The recession: When sex is the default option
Money can’t buy you love, said Charisse Jones in <em>USA Today,</em> which makes love the ideal recreation for these recessionary times.
Money can’t buy you love, said Charisse Jones in USA Today, which makes love the ideal recreation for these recessionary times. With most U.S. manufacturing sectors in abject free-fall, sales of one particular product—the humble condom—are up an impressive 6 percent from last year, as the economic implosion forces “millions of cash-strapped Americans to entertain themselves at home.” Not only is lovemaking a low-cost alternative to shopping or dining out, said Abby Ellin in The New York Times, it’s a source of emotional therapy. Some matchmaking agencies have seen a 40 percent spike in business in only the last four months, as hordes of previously freewheeling singles “seek the comfort of relationships during difficult times.” We may be facing the worst economic downturn in a century, but “isn’t it romantic?”
No, said William Saletan in Slate.com, financial insecurity is not romantic.
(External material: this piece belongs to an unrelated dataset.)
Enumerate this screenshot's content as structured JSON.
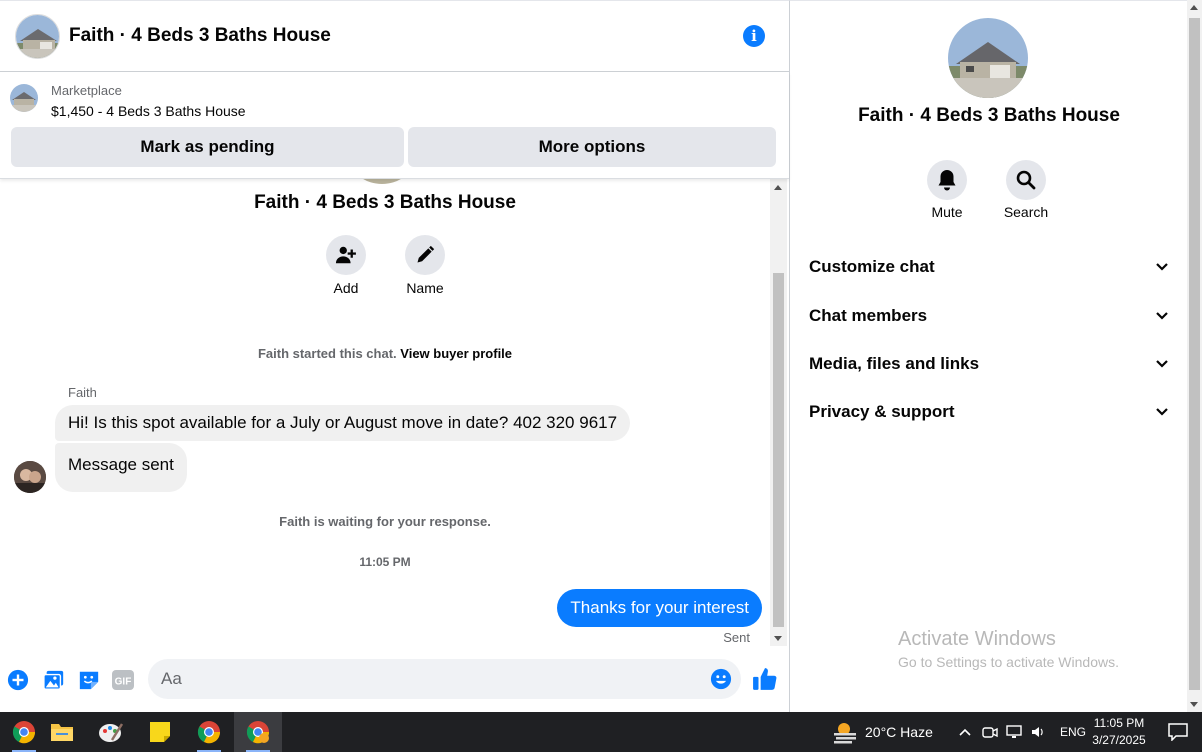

The main purpose of a condom is not to facilitate lovemaking but to prevent conception—and the birth, nine months later, of another hungry mouth to feed. The uptick in condom sales likely has far more to do with Americans “controlling the family payroll” than with any nationwide epidemic of affection. In fact, said TheDailybeast.com in an editorial, our recent poll shows that American “romantic lives are undergoing a meltdown of their own.” Fully 25 percent said their relationship was suffering as a result of the downturn, with 21 percent saying they see themselves having less sex this year than last. Sex may indeed be “one of the world’s least expensive activities,” but if both parties have an icy fist of money worries clenched around their hearts, it’s not going to happen.
So which is it? said relationship psychologist Susan Quilliam in BBCnews.com. “Does the recession create lust—or sap it?” Some couples therapists say their patients are reporting an increased need for physical intimacy, but are finding it harder to get pleasure from the experience once it occurs. Even outside the bedroom, said psychologist Peter Collett in the London Times, “recessions are as damaging to people’s relationships as they are to the economy.” Economic stress makes partners “short-tempered and angry” with each other, which makes them even less likely to make love—and “it’s a pity.” Because sex, when it happens, really does reduce stress, lower blood pressure, and improve mood. More important, it “bonds people emotionally,” and at this moment in history we happen to need each other more than ever.